Search This Blog

28 June 2007

Quick musing on the "Queue" engine.

Brian postulates the idea of a "Queue" engine and why it is impractical. I agree that a queue storage engine doesn't really work too well. What would work better would be either a special 'queue' object type which may use any user accessible storage engine or perhaps a non-standard extension to the SQL syntax:


DEQUEUE message FROM queue_table LIMIT 1;


This can be done in (perhaps) the MySQL Proxy, where it is translated into a SELECT/DELETE combination or it can be added to the server, and should not cause much parser complications.


Then any storage engine may be used for a queue, purely dependent upon the user's requirements as some people will be satisfied with a non-persistent MEMORY based queue, MYISAM queues will be adequate for many and for a few who need transactions, there is INNODB and FALCON.

3 comments:

aauugold said...

Look at what was done in SQL 2005. A dedicated enqueue and dequeue command should be provided to properly handle in sequence FIFO operations. The queue should provide a view to allow selecting against the contents to preview the pending entries. The value of the queue is to guarantee in-sequence delivery of queued entries. The more complex conversation layer in SQL 2005 is not a necessity. Ideally, queues should be able to transactional or not depending on the users needs.

Roku said...

I was wondering... why people don't just have a queue with a "read flag" which is a UUID.

eg you would be able to UPDATE queue SET read="UUID" WHERE read is NULL ORDER BY id LIMIT 1. (On InnoDB it would be in a transaction so no double reads)

Then you can read the queue entry via SELECT (since you still remember the UUID you passed to the update the first place).

And delete it (if you want to) when done.

Peeking could also just be a straight SELECT * WHERE read is NULL ORDER BY id LIMIT 1

A little messier than DEQUEUE but still pretty straight forward. Isn't it? Or am I missing something?

Antony said...

I personally think it is a bit redundant as users are quite able to write a set of stored procedures to queue and dequeue for themselves.

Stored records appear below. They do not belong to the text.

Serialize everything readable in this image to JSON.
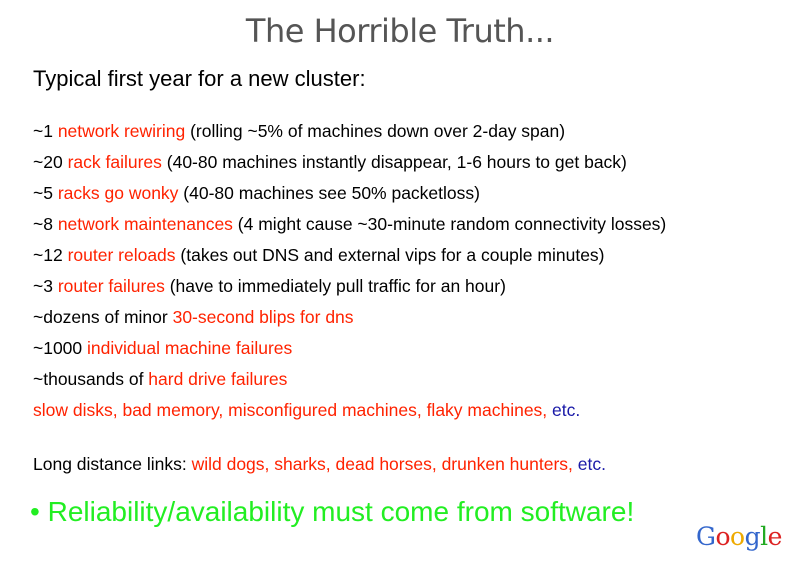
{
  "slide": {
    "title": "The Horrible Truth...",
    "subtitle": "Typical first year for a new cluster:",
    "items": [
      {
        "prefix": "~1 ",
        "highlight": "network rewiring",
        "suffix": " (rolling ~5% of machines down over 2-day span)"
      },
      {
        "prefix": "~20 ",
        "highlight": "rack failures",
        "suffix": " (40-80 machines instantly disappear, 1-6 hours to get back)"
      },
      {
        "prefix": "~5 ",
        "highlight": "racks go wonky",
        "suffix": " (40-80 machines see 50% packetloss)"
      },
      {
        "prefix": "~8 ",
        "highlight": "network maintenances",
        "suffix": " (4 might cause ~30-minute random connectivity losses)"
      },
      {
        "prefix": "~12 ",
        "highlight": "router reloads",
        "suffix": " (takes out DNS and external vips for a couple minutes)"
      },
      {
        "prefix": "~3 ",
        "highlight": "router failures",
        "suffix": " (have to immediately pull traffic for an hour)"
      },
      {
        "prefix": "~dozens of minor ",
        "highlight": "30-second blips for dns",
        "suffix": ""
      },
      {
        "prefix": "~1000 ",
        "highlight": "individual machine failures",
        "suffix": ""
      },
      {
        "prefix": "~thousands of ",
        "highlight": "hard drive failures",
        "suffix": ""
      }
    ],
    "misc": {
      "highlight": "slow disks, bad memory, misconfigured machines, flaky machines, ",
      "etc": "etc."
    },
    "long_distance": {
      "prefix": "Long distance links: ",
      "highlight": "wild dogs, sharks, dead horses, drunken hunters, ",
      "etc": "etc."
    },
    "bullet_symbol": "•",
    "bullet_text": "Reliability/availability must come from software!",
    "logo_letters": [
      {
        "ch": "G",
        "color": "#3366cc"
      },
      {
        "ch": "o",
        "color": "#dd2222"
      },
      {
        "ch": "o",
        "color": "#eeaa00"
      },
      {
        "ch": "g",
        "color": "#3366cc"
      },
      {
        "ch": "l",
        "color": "#22aa22"
      },
      {
        "ch": "e",
        "color": "#dd2222"
      }
    ],
    "colors": {
      "highlight": "#ff2200",
      "etc": "#1a1aa8",
      "bullet": "#22ee22",
      "title": "#555555"
    }
  }
}
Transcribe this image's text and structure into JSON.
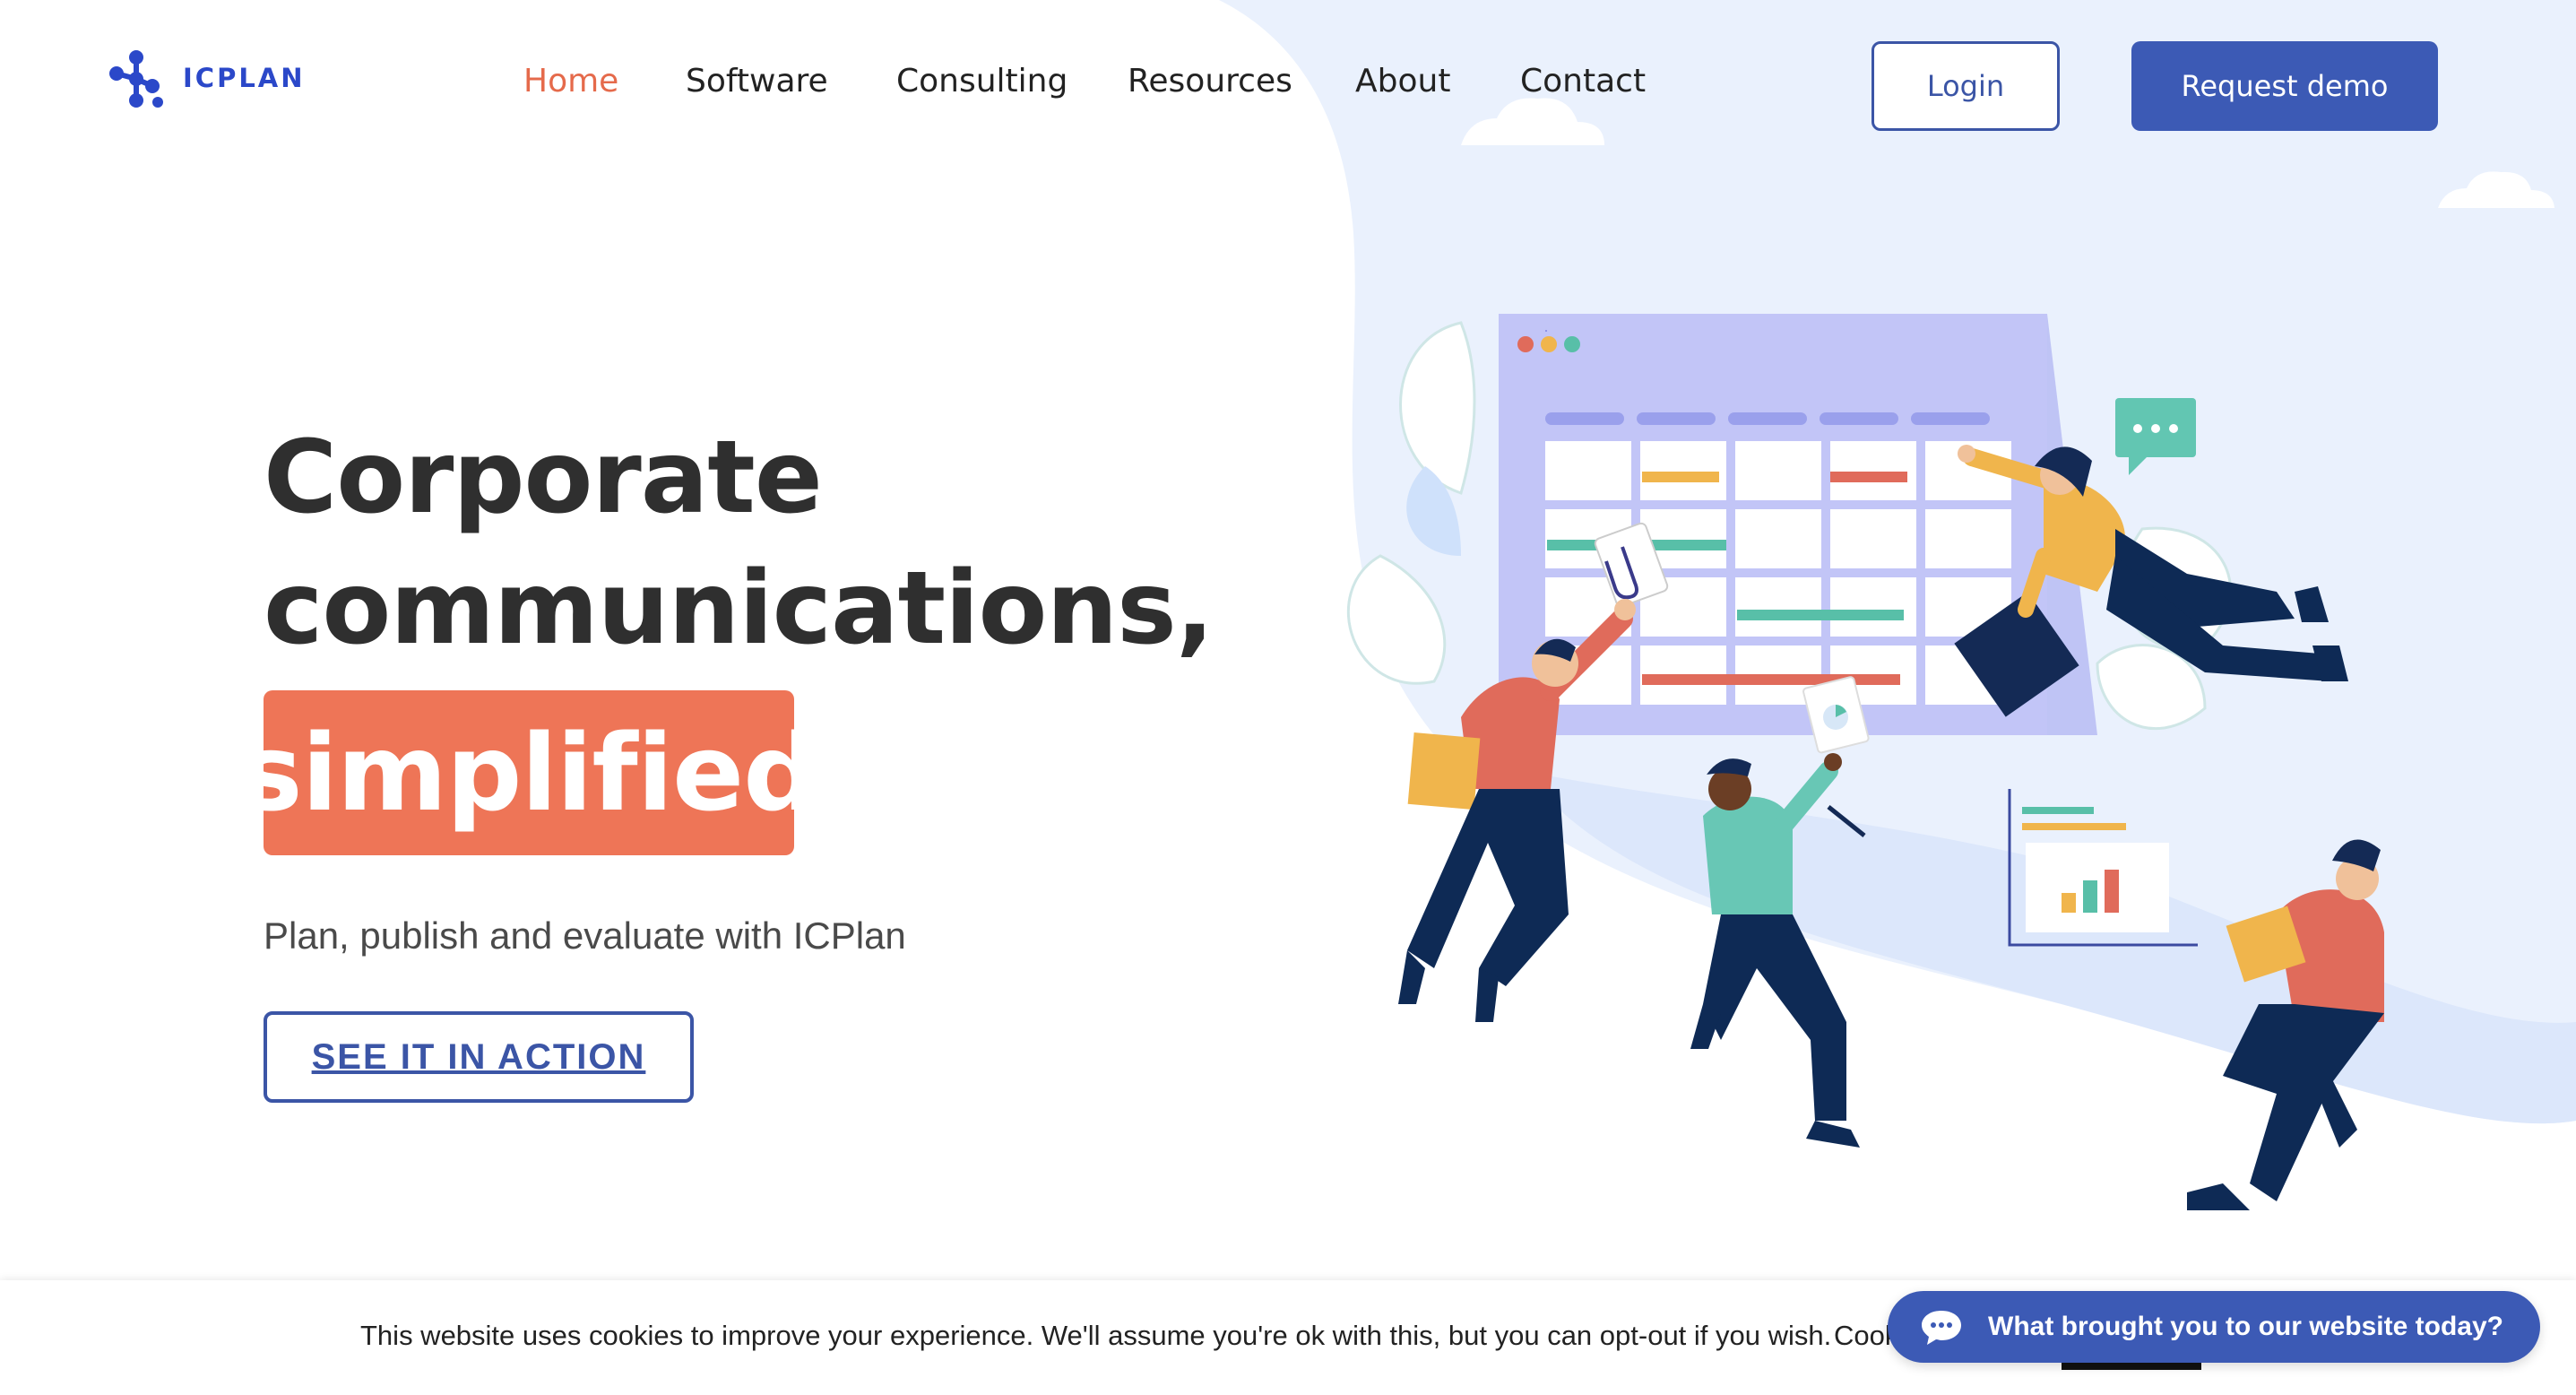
{
  "brand": {
    "name": "ICPLAN",
    "accent": "#2b48c9",
    "primary_button": "#3c5ab5",
    "highlight": "#ee7557"
  },
  "nav": {
    "items": [
      {
        "label": "Home",
        "active": true
      },
      {
        "label": "Software",
        "active": false
      },
      {
        "label": "Consulting",
        "active": false
      },
      {
        "label": "Resources",
        "active": false
      },
      {
        "label": "About",
        "active": false
      },
      {
        "label": "Contact",
        "active": false
      }
    ],
    "login_label": "Login",
    "demo_label": "Request demo"
  },
  "hero": {
    "title_line1": "Corporate",
    "title_line2": "communications,",
    "title_highlight": "simplified",
    "subtitle": "Plan, publish and evaluate with ICPlan",
    "cta_label": "SEE IT IN ACTION"
  },
  "illustration": {
    "icon": "team-planning-calendar-illustration"
  },
  "cookie": {
    "text": "This website uses cookies to improve your experience. We'll assume you're ok with this, but you can opt-out if you wish.",
    "settings_label": "Cook"
  },
  "chat": {
    "icon": "chat-bubble-icon",
    "label": "What brought you to our website today?"
  }
}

The most recent specifications I have here are the SQL 2003 specifications so I cannot comment about the contents of SQL 2005.